Whether a crackdown takes the form of heightened police activity with more arrests and trials along with intensified pressure on local companies and universities to punish staff or students who support the protests, or more overt Chinese military intervention, will depend on how events play out in the coming days.
Despite all the threats, it may still require further dramatic deterioration – multiple violent protests in a series of locations that the police cannot manage, protestors occupying a major police station or Beijing’s central office, or increased attacks on Chinese citizens – before China orders force.

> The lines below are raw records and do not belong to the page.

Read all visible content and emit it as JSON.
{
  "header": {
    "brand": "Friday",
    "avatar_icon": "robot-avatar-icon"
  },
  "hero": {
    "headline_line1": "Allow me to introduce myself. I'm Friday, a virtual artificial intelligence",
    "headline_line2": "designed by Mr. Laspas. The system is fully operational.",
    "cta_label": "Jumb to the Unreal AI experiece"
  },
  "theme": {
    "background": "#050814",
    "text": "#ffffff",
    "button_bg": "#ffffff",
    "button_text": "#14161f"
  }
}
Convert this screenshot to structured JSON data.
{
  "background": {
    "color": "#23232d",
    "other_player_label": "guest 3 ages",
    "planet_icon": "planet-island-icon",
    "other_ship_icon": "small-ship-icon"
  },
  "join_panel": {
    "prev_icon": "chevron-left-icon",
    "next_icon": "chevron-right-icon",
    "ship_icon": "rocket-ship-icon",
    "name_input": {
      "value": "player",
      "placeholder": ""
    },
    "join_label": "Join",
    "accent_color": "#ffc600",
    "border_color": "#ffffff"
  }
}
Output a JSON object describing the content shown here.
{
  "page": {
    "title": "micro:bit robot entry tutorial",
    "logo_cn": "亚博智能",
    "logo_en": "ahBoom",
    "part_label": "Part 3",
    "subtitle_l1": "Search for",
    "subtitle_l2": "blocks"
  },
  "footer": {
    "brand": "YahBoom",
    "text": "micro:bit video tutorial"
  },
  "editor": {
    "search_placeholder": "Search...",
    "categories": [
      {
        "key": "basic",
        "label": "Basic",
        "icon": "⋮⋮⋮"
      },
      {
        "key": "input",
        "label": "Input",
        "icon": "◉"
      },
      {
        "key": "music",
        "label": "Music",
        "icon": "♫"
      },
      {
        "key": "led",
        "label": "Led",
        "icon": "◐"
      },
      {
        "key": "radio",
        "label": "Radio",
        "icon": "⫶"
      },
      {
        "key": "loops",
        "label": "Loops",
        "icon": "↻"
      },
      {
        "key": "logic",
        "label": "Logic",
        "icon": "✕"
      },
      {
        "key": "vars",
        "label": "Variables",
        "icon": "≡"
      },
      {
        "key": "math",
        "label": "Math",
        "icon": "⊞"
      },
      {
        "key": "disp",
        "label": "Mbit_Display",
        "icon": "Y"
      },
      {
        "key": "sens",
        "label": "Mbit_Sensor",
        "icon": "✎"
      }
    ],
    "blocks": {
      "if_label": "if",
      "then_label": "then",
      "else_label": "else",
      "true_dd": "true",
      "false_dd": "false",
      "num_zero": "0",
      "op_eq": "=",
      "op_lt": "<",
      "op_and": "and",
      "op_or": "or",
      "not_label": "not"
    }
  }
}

In any case, the long-term prognosis for Hong Kong appears bleak. Indeed, diplomatic sources report that a deeper rethink is underway within the Chinese Communist Party about how to handle the territory. According to one analyst, a number of Chinese think tanks have begun to explore the concept of a “second handover,” acknowledging that, from Beijing’s perspective, the first two decades of post-colonial rule have been a failure. China could seek a new formulation under which Hong Kong would be thoroughly absorbed into the mainland, suggests one well-informed Western observer, “although precisely what Hong Kong will look like afterwards remains to be worked out.”
In the meantime, the question from China’s the 1989 democracy movement remains: How much longer will China’s communist rulers let this continue?
Mike Chinoy was a foreign correspondent for CNN for 24 years, serving as the network’s first Beijing bureau chief and as senior Asia correspondent. Currently a Hong Kong-based non-resident senior fellow at the University of Southern California’s US-China Institute, he is the author of four books and the creator of “Assignment China,” a documentary history of American correspondents in China.
This article was posted August 23, 2019.